1. Our Silent Partner

In the middle of isolation, speaking up about mental health in the creative community became an important, yet delicate theme. However, a lot of people and agencies struggle with speaking up about mental health. Launched in May, Our Silent Partner is an anonymous, crowd-sourced creative portfolio that expresses what it’s like to live and work as a creative with mental health challenges. It was created by Victoria Roselli, an art director at FCB Chicago, and Laurel Stark Akman, freelance copywriter/creative director, who have forged their careers while battling anxiety, as well as attention-deficit and eating disorders.

2. c0ffe3

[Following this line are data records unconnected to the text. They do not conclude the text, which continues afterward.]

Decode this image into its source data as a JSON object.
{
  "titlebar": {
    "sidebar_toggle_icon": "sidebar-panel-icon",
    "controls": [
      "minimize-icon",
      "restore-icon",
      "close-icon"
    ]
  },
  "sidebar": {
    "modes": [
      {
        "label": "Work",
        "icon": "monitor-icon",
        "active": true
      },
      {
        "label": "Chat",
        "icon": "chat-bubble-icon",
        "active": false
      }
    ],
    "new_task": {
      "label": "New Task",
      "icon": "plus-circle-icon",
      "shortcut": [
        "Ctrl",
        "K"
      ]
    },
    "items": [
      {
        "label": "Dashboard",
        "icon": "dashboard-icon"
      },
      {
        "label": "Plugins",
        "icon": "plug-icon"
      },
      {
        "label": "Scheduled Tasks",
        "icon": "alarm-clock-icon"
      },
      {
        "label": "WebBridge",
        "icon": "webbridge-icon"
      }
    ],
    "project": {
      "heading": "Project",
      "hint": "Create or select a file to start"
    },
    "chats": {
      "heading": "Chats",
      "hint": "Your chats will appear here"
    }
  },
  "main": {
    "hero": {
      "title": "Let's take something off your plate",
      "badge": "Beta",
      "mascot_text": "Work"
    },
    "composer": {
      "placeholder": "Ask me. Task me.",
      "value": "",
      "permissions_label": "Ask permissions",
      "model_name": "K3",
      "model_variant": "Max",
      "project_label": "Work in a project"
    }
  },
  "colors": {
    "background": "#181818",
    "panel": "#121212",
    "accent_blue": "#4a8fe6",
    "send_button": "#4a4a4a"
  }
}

Many agencies and leaders struggle with recruiting talent of color. A lot cite the “we can’t find them” and “there aren’t enough of them” excuses. So, over the summer, New York-based Sr. Copywriter Chelsea Curry launched c0ffe3 — a fake company designed to help people of color land real jobs by increasing their visibility with recruiters and hiring managers. Anyone looking for talent of color can add “c0ffe3” to their search (i.e. “c0ffe3 Sr. Copywriter”) to see self-identified talent of color. If you’re a person of color, simply add c0ffe3 as a past employer on your Linkedin profile to be seen. Currently, c0ffe3’s Linkedin page has more than 530 employees. 

3. My Link Is Your Link

This June, three Brazilian creatives, Bernardo Tavares, Rodrigo Rocha and André Mezzomo, came up with an answer to the job loss and networking complications imposed by the pandemic. The team created My Link Is Your Link, a tool that gives visibility to job seekers through the use of a simple HTML code. The code redirects portfolios of those who already have a job to those who don’t. To participate in the project and redirect your portfolio to someone looking for work, all you have to do is go to its site and follow the instructions that allow you to paste the redirect into the session ‘code injection’ on your website platform. Weeks after launch My Link is Your Link already donated more than 50k page views.

4. One School

Everyone knows that advertising has a diversity problem. What most agency leaders are not aware of is that part of this is due to systemic bias in the hiring process, while another part is simply that  the cost of 2 years at a top portfolio school can pile up to $40,000. These barriers along with a lack of representation often prevent Black people from pursuing a career in the industry. In July, Spotify creative director Oriel Davis-Lyons , in partnership with The One Club, launched One School: a free, 16-week online portfolio school for Black creatives. With a maximum of 15 students per class, 30 young people have been selected to be a part of it so far. New classes will be returning in Spring 2021. Follow the initiative on Instagram to be the first to know when applications open.

Andre Chaves

Andre Chaves is the founder of the nonprofit collective Papel & Caneta.